Our Moods Are Contagious

By Chris Chittenden

“An eye can threaten like a loaded and leveled gun, or it can insult like hissing or kicking; or, in its altered mood, by beams of kindness, it can make the heart dance for joy.”

… Ralph Waldo Emerson, (1803 - 1882) US philosopher, poet, essayist
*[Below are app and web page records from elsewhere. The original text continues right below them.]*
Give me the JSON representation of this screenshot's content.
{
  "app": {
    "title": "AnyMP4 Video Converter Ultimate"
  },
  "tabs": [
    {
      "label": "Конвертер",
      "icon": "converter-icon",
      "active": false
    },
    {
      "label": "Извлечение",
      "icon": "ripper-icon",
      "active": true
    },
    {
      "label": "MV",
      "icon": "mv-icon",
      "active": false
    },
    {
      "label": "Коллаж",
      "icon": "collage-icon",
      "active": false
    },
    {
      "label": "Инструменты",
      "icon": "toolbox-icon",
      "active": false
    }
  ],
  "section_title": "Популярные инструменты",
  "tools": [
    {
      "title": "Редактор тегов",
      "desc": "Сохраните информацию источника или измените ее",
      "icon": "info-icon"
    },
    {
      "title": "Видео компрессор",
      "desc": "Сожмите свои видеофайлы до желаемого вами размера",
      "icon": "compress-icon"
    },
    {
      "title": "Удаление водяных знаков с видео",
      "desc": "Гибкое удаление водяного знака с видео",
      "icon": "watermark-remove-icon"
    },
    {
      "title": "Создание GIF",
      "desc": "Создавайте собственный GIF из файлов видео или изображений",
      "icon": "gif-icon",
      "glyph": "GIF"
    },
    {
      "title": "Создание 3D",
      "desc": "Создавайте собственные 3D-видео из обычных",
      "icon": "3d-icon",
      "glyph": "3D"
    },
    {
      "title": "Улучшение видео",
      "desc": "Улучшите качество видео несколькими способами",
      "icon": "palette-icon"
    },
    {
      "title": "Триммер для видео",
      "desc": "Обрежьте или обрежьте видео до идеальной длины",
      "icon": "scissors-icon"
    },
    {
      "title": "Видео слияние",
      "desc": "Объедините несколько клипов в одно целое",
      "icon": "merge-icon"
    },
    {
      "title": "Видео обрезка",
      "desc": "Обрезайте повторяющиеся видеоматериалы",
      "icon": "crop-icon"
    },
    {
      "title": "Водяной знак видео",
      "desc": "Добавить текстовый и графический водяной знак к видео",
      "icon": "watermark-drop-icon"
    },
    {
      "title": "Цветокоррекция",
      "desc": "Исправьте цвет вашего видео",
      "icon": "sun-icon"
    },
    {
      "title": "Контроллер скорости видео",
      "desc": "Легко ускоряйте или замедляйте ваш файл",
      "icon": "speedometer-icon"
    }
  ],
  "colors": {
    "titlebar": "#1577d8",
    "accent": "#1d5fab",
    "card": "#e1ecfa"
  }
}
Do you ever feel sad then find yourself in a group of happy joyous people and feel uplifted? Or maybe the opposite has happened to you, where you are feeling great and get dragged down by others who appear frustrated and angry. Research over a number of years has shown that we can catch the moods and emotions of those around. It is very likely that if you hang around with optimistic and constructive people then you will generally find yourself in a similar frame of mind. And similarly, the reverse is also valid. In the ongoing presence of pessimistic and unenthusiastic people, you are likely to find yourself feeling the same way. Studies have also shown that certain emotions, most notably, excitement, happiness, sadness, and anger seem to be more contagious than others. These studies have also found that we are more likely to catch the moods and emotions of those close to us or with whom we spend a lot of time. It would seem that there is a great deal of connectedness between our own emotional states and those with whom we spend a lot of time.

It is easy to look at this research and focus on the people with whom we spend time and look at the impact of their moods on us. We would like to consider this from a different perspective. Other research in this area has shown that within a short period of engaging in a conversation with another person, the two people involved will find themselves in similar physical states. Breathing patterns will be similar, body postures will synchronised in some way and emotional states will match. As we have seen in previous articles, our emotional state is a predisposition for our actions, including our way of thinking about a given situation.

One of the key aspects of coaching or leading others is to generate an emotional state that is conducive to moving towards our desired outcomes. Hence, given that emotional states are contagious in some way, it follows that if you can catch other people’s moods, they can also catch yours. Simply put, in any conversation, you can greatly influence the emotional state of that conversation by managing your emotional space. If you can stay calm in the face of another’s frustration or anger, then soon enough they will most likely calm down. If you feel excited about the possibilities you see, others may well become excited too. Conversely, your frustration can easily become another’s frustration and so on.

We have spoken before about how we can control ourselves through awareness and choice. Our emotional state is one example, where we can learn to manage our emotional state more effectively through self-awareness of our moods and emotions and developing strategies and habits that will allow us to greatly influence the conversations we have and, as a result, the outcomes we achieve.

More articles on Being Human
More articles on Relationships & Communication

© 2007 Chris Chittenden